# Assigned task:
Below are some records; reproduce every one of them exactly.

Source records
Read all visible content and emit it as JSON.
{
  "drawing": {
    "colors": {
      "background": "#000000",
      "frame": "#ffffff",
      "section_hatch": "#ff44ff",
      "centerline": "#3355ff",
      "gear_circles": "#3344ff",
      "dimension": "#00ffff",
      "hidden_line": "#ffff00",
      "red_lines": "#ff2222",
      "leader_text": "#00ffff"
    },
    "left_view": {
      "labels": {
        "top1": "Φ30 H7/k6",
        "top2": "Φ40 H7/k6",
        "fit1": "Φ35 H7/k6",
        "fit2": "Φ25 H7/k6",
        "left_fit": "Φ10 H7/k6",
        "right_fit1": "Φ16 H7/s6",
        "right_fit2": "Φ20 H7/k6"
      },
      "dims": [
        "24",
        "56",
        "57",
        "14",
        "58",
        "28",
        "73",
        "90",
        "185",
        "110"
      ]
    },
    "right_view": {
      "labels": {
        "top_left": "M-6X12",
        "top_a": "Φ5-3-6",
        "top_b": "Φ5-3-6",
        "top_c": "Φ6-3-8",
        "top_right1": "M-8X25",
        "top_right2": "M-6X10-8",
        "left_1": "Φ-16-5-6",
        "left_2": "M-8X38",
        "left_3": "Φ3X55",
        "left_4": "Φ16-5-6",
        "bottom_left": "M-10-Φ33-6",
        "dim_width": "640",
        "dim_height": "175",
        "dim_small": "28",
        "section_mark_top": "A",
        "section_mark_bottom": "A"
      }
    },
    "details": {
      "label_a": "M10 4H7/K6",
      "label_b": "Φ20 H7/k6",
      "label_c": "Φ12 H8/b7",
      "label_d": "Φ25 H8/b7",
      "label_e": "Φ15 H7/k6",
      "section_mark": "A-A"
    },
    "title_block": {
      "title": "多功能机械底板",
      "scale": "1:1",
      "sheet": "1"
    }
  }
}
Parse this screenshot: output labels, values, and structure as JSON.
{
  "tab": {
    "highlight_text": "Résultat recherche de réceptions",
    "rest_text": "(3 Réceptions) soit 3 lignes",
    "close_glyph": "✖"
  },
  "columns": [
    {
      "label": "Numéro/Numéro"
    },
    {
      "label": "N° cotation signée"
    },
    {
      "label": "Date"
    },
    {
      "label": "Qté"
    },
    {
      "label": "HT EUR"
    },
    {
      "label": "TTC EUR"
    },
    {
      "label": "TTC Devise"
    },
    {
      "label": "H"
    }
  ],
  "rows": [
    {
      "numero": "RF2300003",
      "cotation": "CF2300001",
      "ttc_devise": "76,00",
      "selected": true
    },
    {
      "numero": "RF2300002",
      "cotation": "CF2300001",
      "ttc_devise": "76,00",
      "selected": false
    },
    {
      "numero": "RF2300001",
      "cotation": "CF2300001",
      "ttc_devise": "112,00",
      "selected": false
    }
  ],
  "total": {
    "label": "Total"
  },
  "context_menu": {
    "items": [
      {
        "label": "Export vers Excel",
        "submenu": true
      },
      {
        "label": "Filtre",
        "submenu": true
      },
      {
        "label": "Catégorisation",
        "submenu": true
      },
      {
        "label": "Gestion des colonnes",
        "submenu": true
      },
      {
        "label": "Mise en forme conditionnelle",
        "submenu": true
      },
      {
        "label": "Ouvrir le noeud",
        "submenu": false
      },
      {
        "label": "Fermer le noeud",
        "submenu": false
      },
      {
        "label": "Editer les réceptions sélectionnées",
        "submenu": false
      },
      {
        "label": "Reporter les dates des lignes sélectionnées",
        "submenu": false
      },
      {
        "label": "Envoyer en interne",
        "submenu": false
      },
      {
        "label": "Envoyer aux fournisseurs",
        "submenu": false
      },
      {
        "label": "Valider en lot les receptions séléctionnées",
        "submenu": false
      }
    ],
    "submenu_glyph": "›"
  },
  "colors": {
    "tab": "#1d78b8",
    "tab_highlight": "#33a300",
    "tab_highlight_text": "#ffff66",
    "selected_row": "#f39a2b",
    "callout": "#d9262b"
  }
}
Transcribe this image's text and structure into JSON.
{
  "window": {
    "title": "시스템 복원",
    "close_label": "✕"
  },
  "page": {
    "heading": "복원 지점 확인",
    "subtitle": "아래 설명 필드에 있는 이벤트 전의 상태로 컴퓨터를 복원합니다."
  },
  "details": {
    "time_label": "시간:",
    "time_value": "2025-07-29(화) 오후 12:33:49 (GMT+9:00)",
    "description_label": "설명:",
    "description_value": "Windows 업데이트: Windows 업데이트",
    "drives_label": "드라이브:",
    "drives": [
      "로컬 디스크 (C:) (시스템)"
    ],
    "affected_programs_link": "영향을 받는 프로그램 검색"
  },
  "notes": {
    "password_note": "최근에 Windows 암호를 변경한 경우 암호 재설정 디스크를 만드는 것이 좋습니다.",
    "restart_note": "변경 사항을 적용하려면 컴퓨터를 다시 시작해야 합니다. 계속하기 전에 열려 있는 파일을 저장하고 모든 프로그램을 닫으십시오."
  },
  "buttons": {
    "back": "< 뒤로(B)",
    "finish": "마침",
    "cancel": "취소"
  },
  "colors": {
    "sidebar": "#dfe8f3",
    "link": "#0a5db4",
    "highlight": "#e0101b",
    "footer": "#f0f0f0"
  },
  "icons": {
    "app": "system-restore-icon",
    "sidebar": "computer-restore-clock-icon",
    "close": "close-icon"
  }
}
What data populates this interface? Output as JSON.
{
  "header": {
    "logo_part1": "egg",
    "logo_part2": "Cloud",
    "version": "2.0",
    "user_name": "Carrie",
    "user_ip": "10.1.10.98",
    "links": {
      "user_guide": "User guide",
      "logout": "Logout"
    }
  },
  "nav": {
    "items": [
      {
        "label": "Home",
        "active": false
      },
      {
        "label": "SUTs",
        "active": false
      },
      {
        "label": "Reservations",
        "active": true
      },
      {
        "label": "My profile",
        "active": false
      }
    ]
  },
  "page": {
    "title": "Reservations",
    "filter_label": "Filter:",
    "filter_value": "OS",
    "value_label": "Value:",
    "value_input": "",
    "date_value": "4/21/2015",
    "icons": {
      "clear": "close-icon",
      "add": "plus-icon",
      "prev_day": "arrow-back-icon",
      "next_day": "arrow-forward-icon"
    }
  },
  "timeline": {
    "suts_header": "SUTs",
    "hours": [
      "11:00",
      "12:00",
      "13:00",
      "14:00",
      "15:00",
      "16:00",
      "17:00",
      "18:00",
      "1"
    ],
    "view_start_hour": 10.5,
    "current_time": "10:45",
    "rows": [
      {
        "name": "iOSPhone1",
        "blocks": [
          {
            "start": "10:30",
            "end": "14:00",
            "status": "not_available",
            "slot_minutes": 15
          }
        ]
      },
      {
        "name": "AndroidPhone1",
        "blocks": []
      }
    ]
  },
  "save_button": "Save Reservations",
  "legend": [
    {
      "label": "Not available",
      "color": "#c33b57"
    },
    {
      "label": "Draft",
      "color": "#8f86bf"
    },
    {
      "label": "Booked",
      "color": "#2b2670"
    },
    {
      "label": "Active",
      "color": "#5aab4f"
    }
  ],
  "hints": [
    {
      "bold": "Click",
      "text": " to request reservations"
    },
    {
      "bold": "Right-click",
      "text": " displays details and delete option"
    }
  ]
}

# Output of the task:
Read all visible content and emit it as JSON.
{
  "drawing": {
    "colors": {
      "background": "#000000",
      "frame": "#ffffff",
      "section_hatch": "#ff44ff",
      "centerline": "#3355ff",
      "gear_circles": "#3344ff",
      "dimension": "#00ffff",
      "hidden_line": "#ffff00",
      "red_lines": "#ff2222",
      "leader_text": "#00ffff"
    },
    "left_view": {
      "labels": {
        "top1": "Φ30 H7/k6",
        "top2": "Φ40 H7/k6",
        "fit1": "Φ35 H7/k6",
        "fit2": "Φ25 H7/k6",
        "left_fit": "Φ10 H7/k6",
        "right_fit1": "Φ16 H7/s6",
        "right_fit2": "Φ20 H7/k6"
      },
      "dims": [
        "24",
        "56",
        "57",
        "14",
        "58",
        "28",
        "73",
        "90",
        "185",
        "110"
      ]
    },
    "right_view": {
      "labels": {
        "top_left": "M-6X12",
        "top_a": "Φ5-3-6",
        "top_b": "Φ5-3-6",
        "top_c": "Φ6-3-8",
        "top_right1": "M-8X25",
        "top_right2": "M-6X10-8",
        "left_1": "Φ-16-5-6",
        "left_2": "M-8X38",
        "left_3": "Φ3X55",
        "left_4": "Φ16-5-6",
        "bottom_left": "M-10-Φ33-6",
        "dim_width": "640",
        "dim_height": "175",
        "dim_small": "28",
        "section_mark_top": "A",
        "section_mark_bottom": "A"
      }
    },
    "details": {
      "label_a": "M10 4H7/K6",
      "label_b": "Φ20 H7/k6",
      "label_c": "Φ12 H8/b7",
      "label_d": "Φ25 H8/b7",
      "label_e": "Φ15 H7/k6",
      "section_mark": "A-A"
    },
    "title_block": {
      "title": "多功能机械底板",
      "scale": "1:1",
      "sheet": "1"
    }
  }
}
Parse this screenshot: output labels, values, and structure as JSON.
{
  "tab": {
    "highlight_text": "Résultat recherche de réceptions",
    "rest_text": "(3 Réceptions) soit 3 lignes",
    "close_glyph": "✖"
  },
  "columns": [
    {
      "label": "Numéro/Numéro"
    },
    {
      "label": "N° cotation signée"
    },
    {
      "label": "Date"
    },
    {
      "label": "Qté"
    },
    {
      "label": "HT EUR"
    },
    {
      "label": "TTC EUR"
    },
    {
      "label": "TTC Devise"
    },
    {
      "label": "H"
    }
  ],
  "rows": [
    {
      "numero": "RF2300003",
      "cotation": "CF2300001",
      "ttc_devise": "76,00",
      "selected": true
    },
    {
      "numero": "RF2300002",
      "cotation": "CF2300001",
      "ttc_devise": "76,00",
      "selected": false
    },
    {
      "numero": "RF2300001",
      "cotation": "CF2300001",
      "ttc_devise": "112,00",
      "selected": false
    }
  ],
  "total": {
    "label": "Total"
  },
  "context_menu": {
    "items": [
      {
        "label": "Export vers Excel",
        "submenu": true
      },
      {
        "label": "Filtre",
        "submenu": true
      },
      {
        "label": "Catégorisation",
        "submenu": true
      },
      {
        "label": "Gestion des colonnes",
        "submenu": true
      },
      {
        "label": "Mise en forme conditionnelle",
        "submenu": true
      },
      {
        "label": "Ouvrir le noeud",
        "submenu": false
      },
      {
        "label": "Fermer le noeud",
        "submenu": false
      },
      {
        "label": "Editer les réceptions sélectionnées",
        "submenu": false
      },
      {
        "label": "Reporter les dates des lignes sélectionnées",
        "submenu": false
      },
      {
        "label": "Envoyer en interne",
        "submenu": false
      },
      {
        "label": "Envoyer aux fournisseurs",
        "submenu": false
      },
      {
        "label": "Valider en lot les receptions séléctionnées",
        "submenu": false
      }
    ],
    "submenu_glyph": "›"
  },
  "colors": {
    "tab": "#1d78b8",
    "tab_highlight": "#33a300",
    "tab_highlight_text": "#ffff66",
    "selected_row": "#f39a2b",
    "callout": "#d9262b"
  }
}
Transcribe this image's text and structure into JSON.
{
  "window": {
    "title": "시스템 복원",
    "close_label": "✕"
  },
  "page": {
    "heading": "복원 지점 확인",
    "subtitle": "아래 설명 필드에 있는 이벤트 전의 상태로 컴퓨터를 복원합니다."
  },
  "details": {
    "time_label": "시간:",
    "time_value": "2025-07-29(화) 오후 12:33:49 (GMT+9:00)",
    "description_label": "설명:",
    "description_value": "Windows 업데이트: Windows 업데이트",
    "drives_label": "드라이브:",
    "drives": [
      "로컬 디스크 (C:) (시스템)"
    ],
    "affected_programs_link": "영향을 받는 프로그램 검색"
  },
  "notes": {
    "password_note": "최근에 Windows 암호를 변경한 경우 암호 재설정 디스크를 만드는 것이 좋습니다.",
    "restart_note": "변경 사항을 적용하려면 컴퓨터를 다시 시작해야 합니다. 계속하기 전에 열려 있는 파일을 저장하고 모든 프로그램을 닫으십시오."
  },
  "buttons": {
    "back": "< 뒤로(B)",
    "finish": "마침",
    "cancel": "취소"
  },
  "colors": {
    "sidebar": "#dfe8f3",
    "link": "#0a5db4",
    "highlight": "#e0101b",
    "footer": "#f0f0f0"
  },
  "icons": {
    "app": "system-restore-icon",
    "sidebar": "computer-restore-clock-icon",
    "close": "close-icon"
  }
}
What data populates this interface? Output as JSON.
{
  "header": {
    "logo_part1": "egg",
    "logo_part2": "Cloud",
    "version": "2.0",
    "user_name": "Carrie",
    "user_ip": "10.1.10.98",
    "links": {
      "user_guide": "User guide",
      "logout": "Logout"
    }
  },
  "nav": {
    "items": [
      {
        "label": "Home",
        "active": false
      },
      {
        "label": "SUTs",
        "active": false
      },
      {
        "label": "Reservations",
        "active": true
      },
      {
        "label": "My profile",
        "active": false
      }
    ]
  },
  "page": {
    "title": "Reservations",
    "filter_label": "Filter:",
    "filter_value": "OS",
    "value_label": "Value:",
    "value_input": "",
    "date_value": "4/21/2015",
    "icons": {
      "clear": "close-icon",
      "add": "plus-icon",
      "prev_day": "arrow-back-icon",
      "next_day": "arrow-forward-icon"
    }
  },
  "timeline": {
    "suts_header": "SUTs",
    "hours": [
      "11:00",
      "12:00",
      "13:00",
      "14:00",
      "15:00",
      "16:00",
      "17:00",
      "18:00",
      "1"
    ],
    "view_start_hour": 10.5,
    "current_time": "10:45",
    "rows": [
      {
        "name": "iOSPhone1",
        "blocks": [
          {
            "start": "10:30",
            "end": "14:00",
            "status": "not_available",
            "slot_minutes": 15
          }
        ]
      },
      {
        "name": "AndroidPhone1",
        "blocks": []
      }
    ]
  },
  "save_button": "Save Reservations",
  "legend": [
    {
      "label": "Not available",
      "color": "#c33b57"
    },
    {
      "label": "Draft",
      "color": "#8f86bf"
    },
    {
      "label": "Booked",
      "color": "#2b2670"
    },
    {
      "label": "Active",
      "color": "#5aab4f"
    }
  ],
  "hints": [
    {
      "bold": "Click",
      "text": " to request reservations"
    },
    {
      "bold": "Right-click",
      "text": " displays details and delete option"
    }
  ]
}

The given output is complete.